Which lines of the records below contain the word "Google"? Copy each of them out.

DATA PROVIDED below:

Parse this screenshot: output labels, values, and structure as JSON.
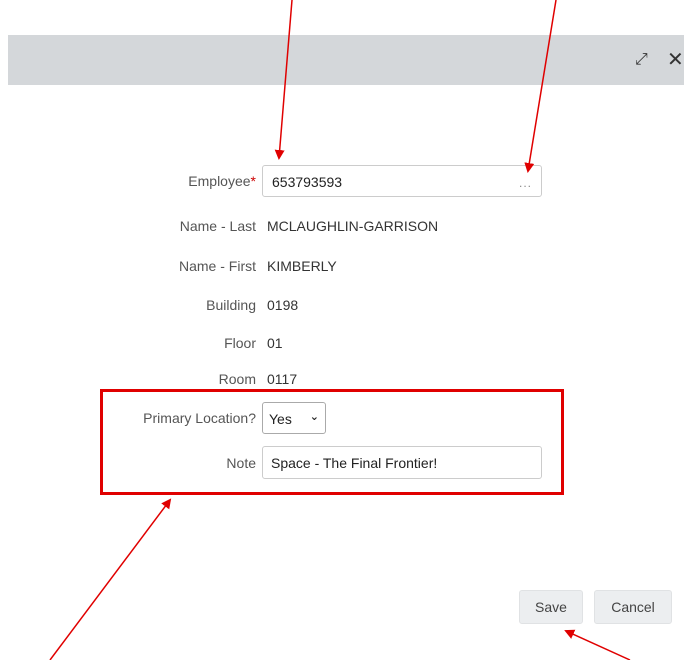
{
  "window": {
    "expand_icon": "expand-icon",
    "close_icon": "close-icon"
  },
  "form": {
    "employee": {
      "label": "Employee",
      "required_mark": "*",
      "value": "653793593",
      "lookup_icon": "..."
    },
    "name_last": {
      "label": "Name - Last",
      "value": "MCLAUGHLIN-GARRISON"
    },
    "name_first": {
      "label": "Name - First",
      "value": "KIMBERLY"
    },
    "building": {
      "label": "Building",
      "value": "0198"
    },
    "floor": {
      "label": "Floor",
      "value": "01"
    },
    "room": {
      "label": "Room",
      "value": "0117"
    },
    "primary_location": {
      "label": "Primary Location?",
      "value": "Yes"
    },
    "note": {
      "label": "Note",
      "value": "Space - The Final Frontier!"
    }
  },
  "buttons": {
    "save": "Save",
    "cancel": "Cancel"
  },
  "annotation_colors": {
    "arrow": "#e00000",
    "highlight_box": "#e00000"
  }
}
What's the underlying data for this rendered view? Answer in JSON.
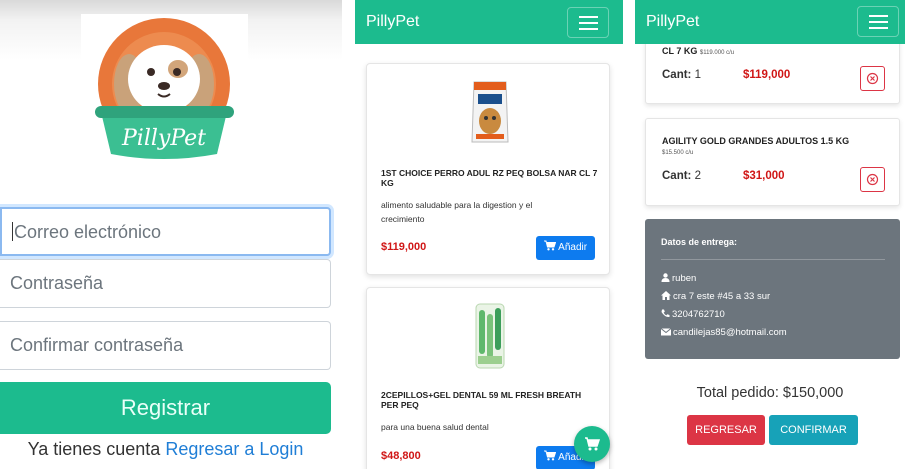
{
  "register": {
    "logo_text": "PillyPet",
    "email_placeholder": "Correo electrónico",
    "password_placeholder": "Contraseña",
    "confirm_placeholder": "Confirmar contraseña",
    "register_button": "Registrar",
    "login_prompt": "Ya tienes cuenta",
    "login_link": "Regresar a Login"
  },
  "catalog": {
    "brand": "PillyPet",
    "products": [
      {
        "name": "1ST CHOICE PERRO ADUL RZ PEQ BOLSA NAR CL 7 KG",
        "description": "alimento saludable para la digestion y el crecimiento",
        "price": "$119,000",
        "button": "Añadir",
        "image_icon": "dog-food-bag-icon"
      },
      {
        "name": "2CEPILLOS+GEL DENTAL 59 ML FRESH BREATH PER PEQ",
        "description": "para una buena salud dental",
        "price": "$48,800",
        "button": "Añadir",
        "image_icon": "toothbrush-kit-icon"
      }
    ],
    "cart_fab_icon": "cart-icon"
  },
  "cart": {
    "brand": "PillyPet",
    "items": [
      {
        "name": "CL 7 KG",
        "unit_price": "$119.000 c/u",
        "qty_label": "Cant:",
        "qty": "1",
        "subtotal": "$119,000"
      },
      {
        "name": "AGILITY GOLD GRANDES ADULTOS 1.5 KG",
        "unit_price": "$15.500 c/u",
        "qty_label": "Cant:",
        "qty": "2",
        "subtotal": "$31,000"
      }
    ],
    "delivery": {
      "title": "Datos de entrega:",
      "name": "ruben",
      "address": "cra 7 este #45 a 33 sur",
      "phone": "3204762710",
      "email": "candilejas85@hotmail.com"
    },
    "total_label": "Total pedido: $150,000",
    "back_button": "REGRESAR",
    "confirm_button": "CONFIRMAR"
  },
  "colors": {
    "brand_green": "#1cbb8e",
    "primary_blue": "#0d7bef",
    "price_red": "#d01616",
    "danger": "#dc3545",
    "info": "#17a2b8",
    "secondary": "#6c757d"
  }
}
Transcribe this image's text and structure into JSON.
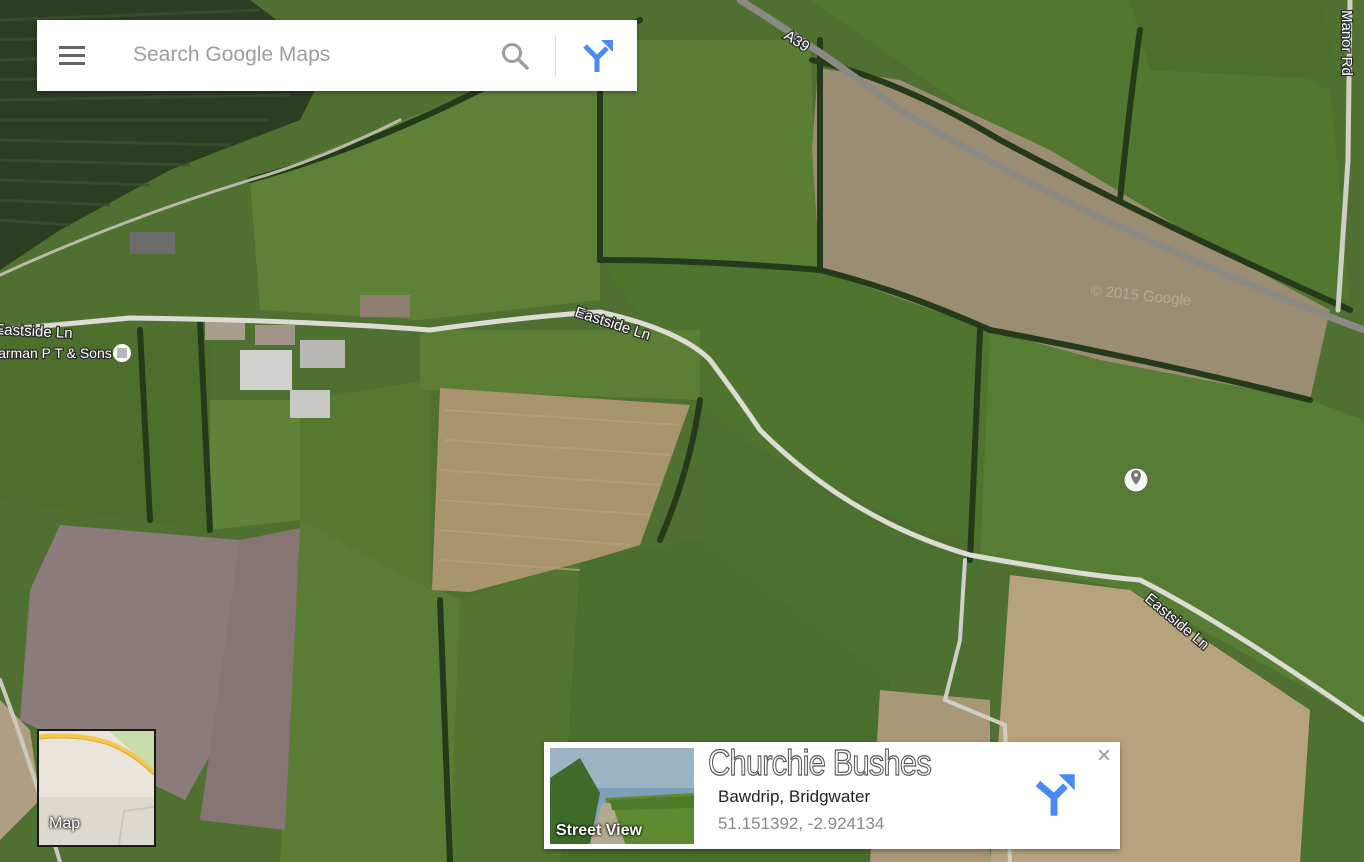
{
  "search": {
    "placeholder": "Search Google Maps"
  },
  "icons": {
    "menu": "hamburger-menu-icon",
    "search": "magnifier-icon",
    "directions": "directions-arrow-icon",
    "place_pin": "place-pin-icon",
    "poi": "poi-square-icon",
    "close": "close-x-icon"
  },
  "map": {
    "view": "satellite",
    "road_labels": {
      "a39": "A39",
      "manor_rd": "Manor Rd",
      "eastside_ln_left": "Eastside Ln",
      "eastside_ln_mid": "Eastside Ln",
      "eastside_ln_right": "Eastside Ln"
    },
    "poi_label": "Harman P T & Sons",
    "watermark": "© 2015 Google"
  },
  "minimap": {
    "label": "Map"
  },
  "info_card": {
    "name": "Churchie Bushes",
    "locality": "Bawdrip, Bridgwater",
    "coordinates": "51.151392, -2.924134",
    "street_view_label": "Street View",
    "close_symbol": "×"
  },
  "colors": {
    "directions_blue": "#4a8af4",
    "field_green": "#5b7d35",
    "field_dark": "#3f5e26",
    "field_tan": "#b2a07c",
    "field_mauve": "#8c7c7a"
  }
}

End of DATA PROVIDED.

# FINISHED EXERCISE
    "placeholder": "Search Google Maps"
    "watermark": "© 2015 Google"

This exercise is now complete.